• [Problem statement]:
Without changing a word, repeat the data, and include no pictures.

• [Dataset extract]:

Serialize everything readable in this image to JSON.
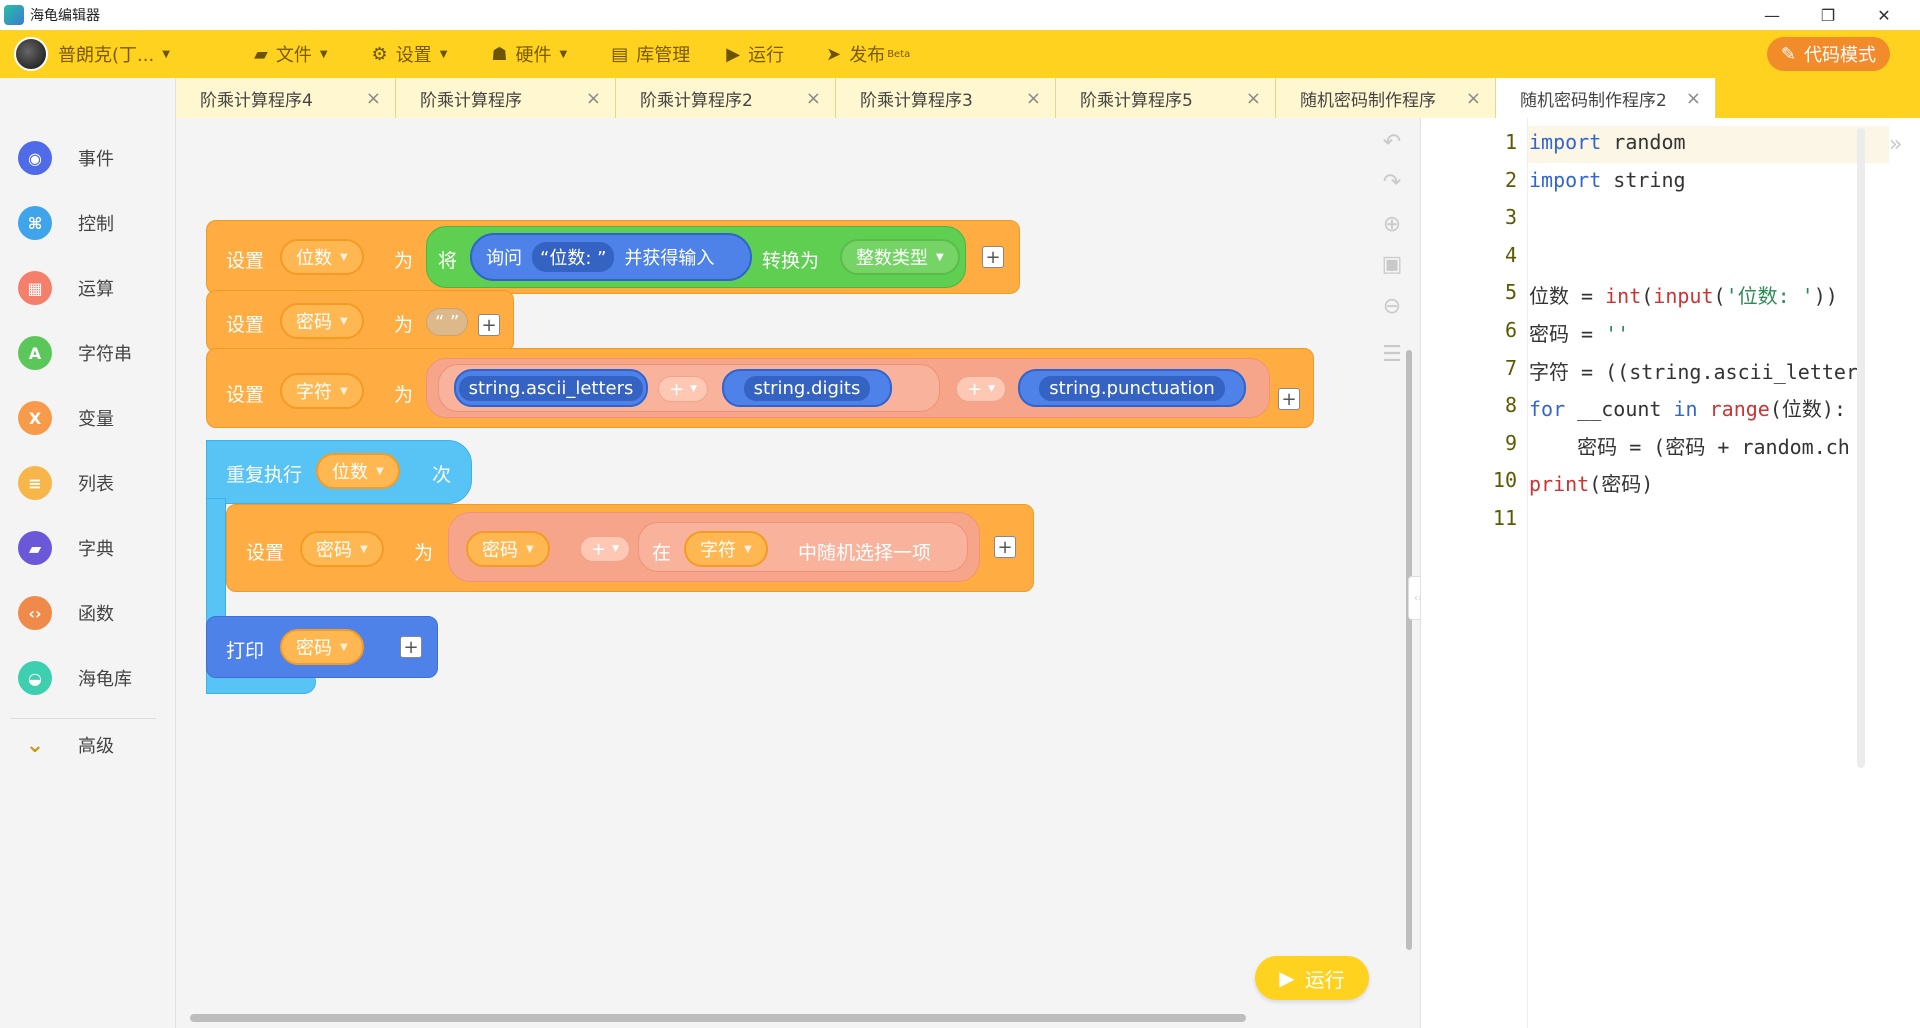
{
  "window": {
    "title": "海龟编辑器",
    "controls": [
      "—",
      "❐",
      "✕"
    ]
  },
  "toolbar": {
    "user": "普朗克(丁...",
    "items": [
      {
        "label": "文件",
        "icon": "folder-icon"
      },
      {
        "label": "设置",
        "icon": "gear-icon"
      },
      {
        "label": "硬件",
        "icon": "robot-icon"
      },
      {
        "label": "库管理",
        "icon": "inbox-icon"
      },
      {
        "label": "运行",
        "icon": "play-icon"
      },
      {
        "label": "发布",
        "icon": "send-icon",
        "badge": "Beta"
      }
    ],
    "code_mode": "代码模式"
  },
  "tabs": [
    {
      "label": "阶乘计算程序4"
    },
    {
      "label": "阶乘计算程序"
    },
    {
      "label": "阶乘计算程序2"
    },
    {
      "label": "阶乘计算程序3"
    },
    {
      "label": "阶乘计算程序5"
    },
    {
      "label": "随机密码制作程序"
    },
    {
      "label": "随机密码制作程序2",
      "active": true
    }
  ],
  "sidebar": {
    "categories": [
      {
        "label": "事件",
        "color": "#4f6be8"
      },
      {
        "label": "控制",
        "color": "#3fa4ea"
      },
      {
        "label": "运算",
        "color": "#f47f6a"
      },
      {
        "label": "字符串",
        "color": "#5bc75a"
      },
      {
        "label": "变量",
        "color": "#f79a4a"
      },
      {
        "label": "列表",
        "color": "#f7b64a"
      },
      {
        "label": "字典",
        "color": "#6b58d8"
      },
      {
        "label": "函数",
        "color": "#ef8a4a"
      },
      {
        "label": "海龟库",
        "color": "#3dcfb0"
      }
    ],
    "advanced": "高级"
  },
  "blocks": {
    "set": "设置",
    "to": "为",
    "var_digits": "位数",
    "var_password": "密码",
    "var_chars": "字符",
    "convert_will": "将",
    "ask": "询问",
    "ask_prompt": "“位数: ”",
    "and_get_input": "并获得输入",
    "convert_to": "转换为",
    "int_type": "整数类型",
    "empty_str": "“ ”",
    "ascii_letters": "string.ascii_letters",
    "digits": "string.digits",
    "punctuation": "string.punctuation",
    "op_plus": "+",
    "repeat": "重复执行",
    "times": "次",
    "in": "在",
    "random_choice": "中随机选择一项",
    "print": "打印"
  },
  "run_button": "运行",
  "code_lines": [
    {
      "n": "1",
      "html": "<span class='kw'>import</span> random"
    },
    {
      "n": "2",
      "html": "<span class='kw'>import</span> string"
    },
    {
      "n": "3",
      "html": ""
    },
    {
      "n": "4",
      "html": ""
    },
    {
      "n": "5",
      "html": "位数 = <span class='fn'>int</span>(<span class='fn'>input</span>(<span class='str'>'位数: '</span>))"
    },
    {
      "n": "6",
      "html": "密码 = <span class='str'>''</span>"
    },
    {
      "n": "7",
      "html": "字符 = ((string.ascii_letter"
    },
    {
      "n": "8",
      "html": "<span class='kw'>for</span> __count <span class='kw'>in</span> <span class='fn'>range</span>(位数):"
    },
    {
      "n": "9",
      "html": "    密码 = (密码 + random.ch"
    },
    {
      "n": "10",
      "html": "<span class='fn'>print</span>(密码)"
    },
    {
      "n": "11",
      "html": ""
    }
  ]
}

• [Expected answer]:
Serialize everything readable in this image to JSON.
{
  "window": {
    "title": "海龟编辑器",
    "controls": [
      "—",
      "❐",
      "✕"
    ]
  },
  "toolbar": {
    "user": "普朗克(丁...",
    "items": [
      {
        "label": "文件",
        "icon": "folder-icon"
      },
      {
        "label": "设置",
        "icon": "gear-icon"
      },
      {
        "label": "硬件",
        "icon": "robot-icon"
      },
      {
        "label": "库管理",
        "icon": "inbox-icon"
      },
      {
        "label": "运行",
        "icon": "play-icon"
      },
      {
        "label": "发布",
        "icon": "send-icon",
        "badge": "Beta"
      }
    ],
    "code_mode": "代码模式"
  },
  "tabs": [
    {
      "label": "阶乘计算程序4"
    },
    {
      "label": "阶乘计算程序"
    },
    {
      "label": "阶乘计算程序2"
    },
    {
      "label": "阶乘计算程序3"
    },
    {
      "label": "阶乘计算程序5"
    },
    {
      "label": "随机密码制作程序"
    },
    {
      "label": "随机密码制作程序2",
      "active": true
    }
  ],
  "sidebar": {
    "categories": [
      {
        "label": "事件",
        "color": "#4f6be8"
      },
      {
        "label": "控制",
        "color": "#3fa4ea"
      },
      {
        "label": "运算",
        "color": "#f47f6a"
      },
      {
        "label": "字符串",
        "color": "#5bc75a"
      },
      {
        "label": "变量",
        "color": "#f79a4a"
      },
      {
        "label": "列表",
        "color": "#f7b64a"
      },
      {
        "label": "字典",
        "color": "#6b58d8"
      },
      {
        "label": "函数",
        "color": "#ef8a4a"
      },
      {
        "label": "海龟库",
        "color": "#3dcfb0"
      }
    ],
    "advanced": "高级"
  },
  "blocks": {
    "set": "设置",
    "to": "为",
    "var_digits": "位数",
    "var_password": "密码",
    "var_chars": "字符",
    "convert_will": "将",
    "ask": "询问",
    "ask_prompt": "“位数: ”",
    "and_get_input": "并获得输入",
    "convert_to": "转换为",
    "int_type": "整数类型",
    "empty_str": "“ ”",
    "ascii_letters": "string.ascii_letters",
    "digits": "string.digits",
    "punctuation": "string.punctuation",
    "op_plus": "+",
    "repeat": "重复执行",
    "times": "次",
    "in": "在",
    "random_choice": "中随机选择一项",
    "print": "打印"
  },
  "run_button": "运行",
  "code_lines": [
    {
      "n": "1",
      "html": "<span class='kw'>import</span> random"
    },
    {
      "n": "2",
      "html": "<span class='kw'>import</span> string"
    },
    {
      "n": "3",
      "html": ""
    },
    {
      "n": "4",
      "html": ""
    },
    {
      "n": "5",
      "html": "位数 = <span class='fn'>int</span>(<span class='fn'>input</span>(<span class='str'>'位数: '</span>))"
    },
    {
      "n": "6",
      "html": "密码 = <span class='str'>''</span>"
    },
    {
      "n": "7",
      "html": "字符 = ((string.ascii_letter"
    },
    {
      "n": "8",
      "html": "<span class='kw'>for</span> __count <span class='kw'>in</span> <span class='fn'>range</span>(位数):"
    },
    {
      "n": "9",
      "html": "    密码 = (密码 + random.ch"
    },
    {
      "n": "10",
      "html": "<span class='fn'>print</span>(密码)"
    },
    {
      "n": "11",
      "html": ""
    }
  ]
}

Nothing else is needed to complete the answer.